A “free” vote on Capitol Hill is one without negative consequences. Republicans and Democrats can line up with party activists and showboat without risk because they will be unsuccessful. Hard decisions can be sidestepped and political posturing is easy when negative consequences are blocked by the U.S. Constitution’s separation of powers.
Republicans have proven to the party faithful their sincere opposition to Obamacare by voting against it over fifty times. They were free votes because opponents couldn’t override a Presidential veto. When conservative activists turned to the Courts, Chief Justice John Roberts bailed out Republicans from earning the wrath of millions of Americans left without coverage, facing steep and sudden rate increases. By voting against Obamacare and failing to kill it, Republicans can blame rate increases and public dissatisfaction with health care on the Democrats.
Democrats on Capitol Hill demonstrated their sincere opposition to the Trans-Pacific Partnership trade pact by voting against fast-tracking it, to the satisfaction of the energized, populist wing of their party. These votes didn’t entail the loss of export-related jobs to high hourly-wage countries because the White House was subsequently (and predictably) able to cobble together enough pro-trade Democrats to join most Republicans in reversing course.

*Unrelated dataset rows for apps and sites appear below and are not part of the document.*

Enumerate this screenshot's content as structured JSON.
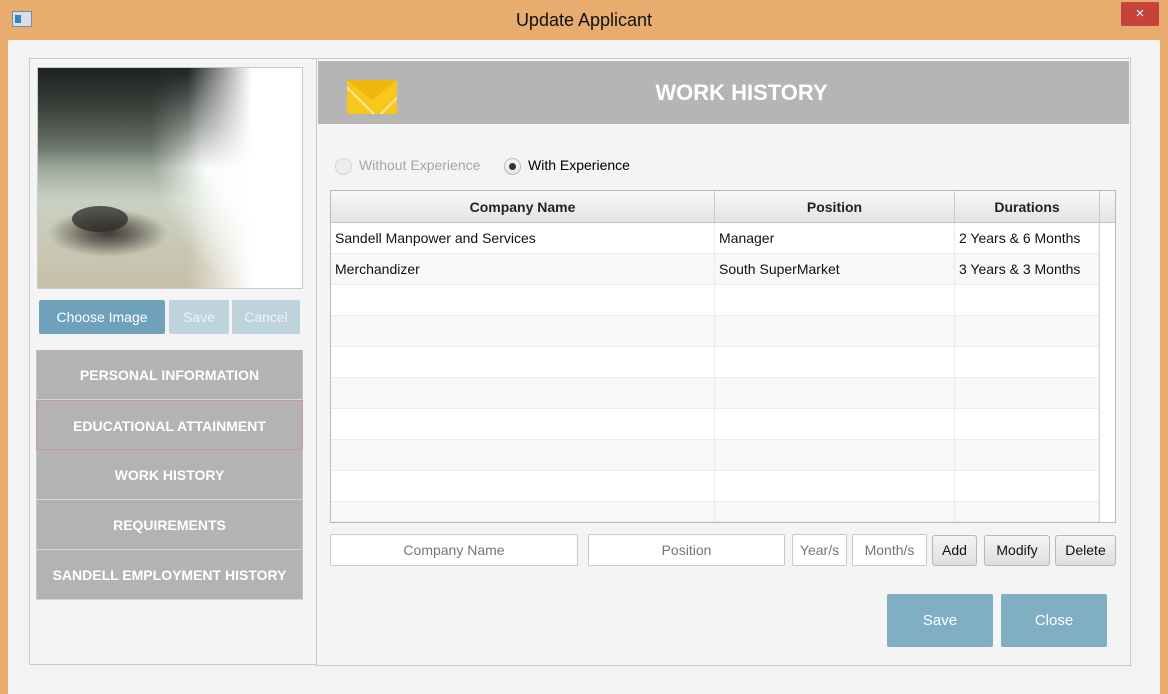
{
  "window": {
    "title": "Update Applicant",
    "close_glyph": "×"
  },
  "photo_buttons": {
    "choose": "Choose Image",
    "save": "Save",
    "cancel": "Cancel"
  },
  "nav": {
    "items": [
      {
        "label": "PERSONAL INFORMATION"
      },
      {
        "label": "EDUCATIONAL ATTAINMENT"
      },
      {
        "label": "WORK HISTORY"
      },
      {
        "label": "REQUIREMENTS"
      },
      {
        "label": "SANDELL EMPLOYMENT HISTORY"
      }
    ]
  },
  "header": {
    "title": "WORK HISTORY",
    "icon": "envelope-icon"
  },
  "experience": {
    "without_label": "Without Experience",
    "with_label": "With Experience",
    "selected": "With Experience"
  },
  "table": {
    "columns": [
      "Company Name",
      "Position",
      "Durations"
    ],
    "rows": [
      {
        "company": "Sandell Manpower and Services",
        "position": "Manager",
        "duration": "2 Years & 6 Months"
      },
      {
        "company": "Merchandizer",
        "position": "South SuperMarket",
        "duration": "3 Years & 3 Months"
      }
    ]
  },
  "form": {
    "company_placeholder": "Company Name",
    "position_placeholder": "Position",
    "years_placeholder": "Year/s",
    "months_placeholder": "Month/s",
    "add": "Add",
    "modify": "Modify",
    "delete": "Delete"
  },
  "footer": {
    "save": "Save",
    "close": "Close"
  },
  "colors": {
    "accent": "#80afc4",
    "nav_bg": "#b3b3b3",
    "header_bg": "#b5b5b5",
    "title_bar": "#e8ac6e"
  }
}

Partisan divides on Capitol Hill have become the norm. The rest of the world can look on with bemusement at divisions over Obamacare and other domestic policy issues. But when partisan divides occur on national security issues, America’s friends are not amused and adversaries look for ways to take advantage. The debate on the Iran deal now taking shape is emblematic of what ails Washington. Opposition to the Iran deal, mostly along partisan lines, is sincerely held, but the issue here isn’t sincerity; it’s the herd instinct and the absence of better alternatives.